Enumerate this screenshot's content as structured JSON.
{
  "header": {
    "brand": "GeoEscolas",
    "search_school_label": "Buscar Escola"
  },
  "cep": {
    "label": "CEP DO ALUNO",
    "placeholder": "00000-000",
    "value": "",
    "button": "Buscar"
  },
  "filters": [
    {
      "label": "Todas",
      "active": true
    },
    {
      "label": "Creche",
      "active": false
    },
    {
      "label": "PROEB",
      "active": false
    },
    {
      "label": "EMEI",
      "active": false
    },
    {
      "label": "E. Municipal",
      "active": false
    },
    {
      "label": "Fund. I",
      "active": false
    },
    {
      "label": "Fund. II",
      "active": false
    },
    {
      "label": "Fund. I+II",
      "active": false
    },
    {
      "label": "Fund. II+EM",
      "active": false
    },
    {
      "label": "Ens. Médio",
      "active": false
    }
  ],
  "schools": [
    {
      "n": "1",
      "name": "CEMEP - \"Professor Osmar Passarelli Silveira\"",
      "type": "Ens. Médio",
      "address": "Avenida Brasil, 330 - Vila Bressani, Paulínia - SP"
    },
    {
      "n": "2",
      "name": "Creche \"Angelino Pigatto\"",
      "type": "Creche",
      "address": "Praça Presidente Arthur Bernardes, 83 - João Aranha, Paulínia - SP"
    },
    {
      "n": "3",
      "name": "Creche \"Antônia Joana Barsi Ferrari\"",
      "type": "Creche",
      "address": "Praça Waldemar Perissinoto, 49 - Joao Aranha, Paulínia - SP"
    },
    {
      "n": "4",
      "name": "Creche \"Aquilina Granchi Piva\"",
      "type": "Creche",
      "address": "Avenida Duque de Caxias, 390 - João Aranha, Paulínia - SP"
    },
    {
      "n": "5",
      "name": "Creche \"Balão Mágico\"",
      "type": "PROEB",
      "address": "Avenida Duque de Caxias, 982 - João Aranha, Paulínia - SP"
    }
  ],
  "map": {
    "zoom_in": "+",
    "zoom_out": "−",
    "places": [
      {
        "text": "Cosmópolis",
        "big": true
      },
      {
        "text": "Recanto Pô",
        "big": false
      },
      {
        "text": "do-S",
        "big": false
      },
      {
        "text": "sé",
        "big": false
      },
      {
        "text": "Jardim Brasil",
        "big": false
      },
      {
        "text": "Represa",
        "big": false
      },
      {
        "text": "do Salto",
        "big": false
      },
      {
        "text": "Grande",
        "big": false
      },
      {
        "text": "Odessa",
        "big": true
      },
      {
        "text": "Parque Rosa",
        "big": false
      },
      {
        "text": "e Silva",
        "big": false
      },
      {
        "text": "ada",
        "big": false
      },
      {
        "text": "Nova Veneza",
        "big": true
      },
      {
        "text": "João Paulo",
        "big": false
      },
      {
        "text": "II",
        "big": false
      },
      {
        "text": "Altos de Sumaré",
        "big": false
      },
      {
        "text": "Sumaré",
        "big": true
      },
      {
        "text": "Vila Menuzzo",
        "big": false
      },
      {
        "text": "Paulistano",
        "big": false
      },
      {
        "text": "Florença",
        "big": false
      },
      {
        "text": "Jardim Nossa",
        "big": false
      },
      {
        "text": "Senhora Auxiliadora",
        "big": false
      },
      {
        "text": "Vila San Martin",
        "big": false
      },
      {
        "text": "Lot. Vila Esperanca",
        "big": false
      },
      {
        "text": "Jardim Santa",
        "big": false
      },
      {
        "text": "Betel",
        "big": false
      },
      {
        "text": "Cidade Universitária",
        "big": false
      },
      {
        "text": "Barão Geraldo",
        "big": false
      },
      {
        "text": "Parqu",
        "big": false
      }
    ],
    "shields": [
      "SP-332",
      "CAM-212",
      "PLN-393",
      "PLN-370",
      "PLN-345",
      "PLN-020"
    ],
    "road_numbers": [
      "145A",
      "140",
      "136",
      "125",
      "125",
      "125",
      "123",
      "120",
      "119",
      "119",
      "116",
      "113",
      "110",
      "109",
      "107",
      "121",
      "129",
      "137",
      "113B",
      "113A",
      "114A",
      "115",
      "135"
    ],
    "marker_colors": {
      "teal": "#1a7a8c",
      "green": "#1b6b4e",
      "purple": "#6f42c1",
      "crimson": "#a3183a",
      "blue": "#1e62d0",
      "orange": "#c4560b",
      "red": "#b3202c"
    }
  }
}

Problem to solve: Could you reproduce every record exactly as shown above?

Response to the task:
Enumerate this screenshot's content as structured JSON.
{
  "header": {
    "brand": "GeoEscolas",
    "search_school_label": "Buscar Escola"
  },
  "cep": {
    "label": "CEP DO ALUNO",
    "placeholder": "00000-000",
    "value": "",
    "button": "Buscar"
  },
  "filters": [
    {
      "label": "Todas",
      "active": true
    },
    {
      "label": "Creche",
      "active": false
    },
    {
      "label": "PROEB",
      "active": false
    },
    {
      "label": "EMEI",
      "active": false
    },
    {
      "label": "E. Municipal",
      "active": false
    },
    {
      "label": "Fund. I",
      "active": false
    },
    {
      "label": "Fund. II",
      "active": false
    },
    {
      "label": "Fund. I+II",
      "active": false
    },
    {
      "label": "Fund. II+EM",
      "active": false
    },
    {
      "label": "Ens. Médio",
      "active": false
    }
  ],
  "schools": [
    {
      "n": "1",
      "name": "CEMEP - \"Professor Osmar Passarelli Silveira\"",
      "type": "Ens. Médio",
      "address": "Avenida Brasil, 330 - Vila Bressani, Paulínia - SP"
    },
    {
      "n": "2",
      "name": "Creche \"Angelino Pigatto\"",
      "type": "Creche",
      "address": "Praça Presidente Arthur Bernardes, 83 - João Aranha, Paulínia - SP"
    },
    {
      "n": "3",
      "name": "Creche \"Antônia Joana Barsi Ferrari\"",
      "type": "Creche",
      "address": "Praça Waldemar Perissinoto, 49 - Joao Aranha, Paulínia - SP"
    },
    {
      "n": "4",
      "name": "Creche \"Aquilina Granchi Piva\"",
      "type": "Creche",
      "address": "Avenida Duque de Caxias, 390 - João Aranha, Paulínia - SP"
    },
    {
      "n": "5",
      "name": "Creche \"Balão Mágico\"",
      "type": "PROEB",
      "address": "Avenida Duque de Caxias, 982 - João Aranha, Paulínia - SP"
    }
  ],
  "map": {
    "zoom_in": "+",
    "zoom_out": "−",
    "places": [
      {
        "text": "Cosmópolis",
        "big": true
      },
      {
        "text": "Recanto Pô",
        "big": false
      },
      {
        "text": "do-S",
        "big": false
      },
      {
        "text": "sé",
        "big": false
      },
      {
        "text": "Jardim Brasil",
        "big": false
      },
      {
        "text": "Represa",
        "big": false
      },
      {
        "text": "do Salto",
        "big": false
      },
      {
        "text": "Grande",
        "big": false
      },
      {
        "text": "Odessa",
        "big": true
      },
      {
        "text": "Parque Rosa",
        "big": false
      },
      {
        "text": "e Silva",
        "big": false
      },
      {
        "text": "ada",
        "big": false
      },
      {
        "text": "Nova Veneza",
        "big": true
      },
      {
        "text": "João Paulo",
        "big": false
      },
      {
        "text": "II",
        "big": false
      },
      {
        "text": "Altos de Sumaré",
        "big": false
      },
      {
        "text": "Sumaré",
        "big": true
      },
      {
        "text": "Vila Menuzzo",
        "big": false
      },
      {
        "text": "Paulistano",
        "big": false
      },
      {
        "text": "Florença",
        "big": false
      },
      {
        "text": "Jardim Nossa",
        "big": false
      },
      {
        "text": "Senhora Auxiliadora",
        "big": false
      },
      {
        "text": "Vila San Martin",
        "big": false
      },
      {
        "text": "Lot. Vila Esperanca",
        "big": false
      },
      {
        "text": "Jardim Santa",
        "big": false
      },
      {
        "text": "Betel",
        "big": false
      },
      {
        "text": "Cidade Universitária",
        "big": false
      },
      {
        "text": "Barão Geraldo",
        "big": false
      },
      {
        "text": "Parqu",
        "big": false
      }
    ],
    "shields": [
      "SP-332",
      "CAM-212",
      "PLN-393",
      "PLN-370",
      "PLN-345",
      "PLN-020"
    ],
    "road_numbers": [
      "145A",
      "140",
      "136",
      "125",
      "125",
      "125",
      "123",
      "120",
      "119",
      "119",
      "116",
      "113",
      "110",
      "109",
      "107",
      "121",
      "129",
      "137",
      "113B",
      "113A",
      "114A",
      "115",
      "135"
    ],
    "marker_colors": {
      "teal": "#1a7a8c",
      "green": "#1b6b4e",
      "purple": "#6f42c1",
      "crimson": "#a3183a",
      "blue": "#1e62d0",
      "orange": "#c4560b",
      "red": "#b3202c"
    }
  }
}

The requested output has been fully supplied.